## [AIM OF THE TASK]
Which lines in the records below contain the word "true"? Copy each one out.

Stored dataset items:
□ □ □ □ □ □ □
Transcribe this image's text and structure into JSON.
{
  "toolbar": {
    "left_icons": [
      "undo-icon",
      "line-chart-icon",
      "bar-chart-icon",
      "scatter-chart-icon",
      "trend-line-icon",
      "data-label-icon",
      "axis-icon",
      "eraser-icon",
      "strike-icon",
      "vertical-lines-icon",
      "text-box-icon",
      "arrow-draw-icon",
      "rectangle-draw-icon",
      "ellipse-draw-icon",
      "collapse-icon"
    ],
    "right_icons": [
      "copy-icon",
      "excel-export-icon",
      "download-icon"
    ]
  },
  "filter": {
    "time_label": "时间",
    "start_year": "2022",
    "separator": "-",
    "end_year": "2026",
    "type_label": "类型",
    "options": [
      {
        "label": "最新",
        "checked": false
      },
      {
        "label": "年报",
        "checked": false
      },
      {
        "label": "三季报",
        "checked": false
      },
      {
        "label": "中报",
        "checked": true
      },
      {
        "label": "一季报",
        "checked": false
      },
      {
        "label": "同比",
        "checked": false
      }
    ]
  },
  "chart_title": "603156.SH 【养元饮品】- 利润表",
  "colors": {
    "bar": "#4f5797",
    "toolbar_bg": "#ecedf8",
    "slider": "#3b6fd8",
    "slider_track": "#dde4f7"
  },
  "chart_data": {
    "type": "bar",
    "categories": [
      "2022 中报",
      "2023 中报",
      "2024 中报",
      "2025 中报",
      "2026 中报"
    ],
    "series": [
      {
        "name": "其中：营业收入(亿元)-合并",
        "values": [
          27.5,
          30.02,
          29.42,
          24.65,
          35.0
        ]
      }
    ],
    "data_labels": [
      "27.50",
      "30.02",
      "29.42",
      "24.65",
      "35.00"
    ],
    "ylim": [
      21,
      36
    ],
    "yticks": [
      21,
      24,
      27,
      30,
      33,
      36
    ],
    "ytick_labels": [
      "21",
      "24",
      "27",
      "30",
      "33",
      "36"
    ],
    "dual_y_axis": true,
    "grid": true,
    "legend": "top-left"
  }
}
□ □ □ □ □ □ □
## [RESPONSE BELOW]
        "checked": true
    "dual_y_axis": true,
    "grid": true,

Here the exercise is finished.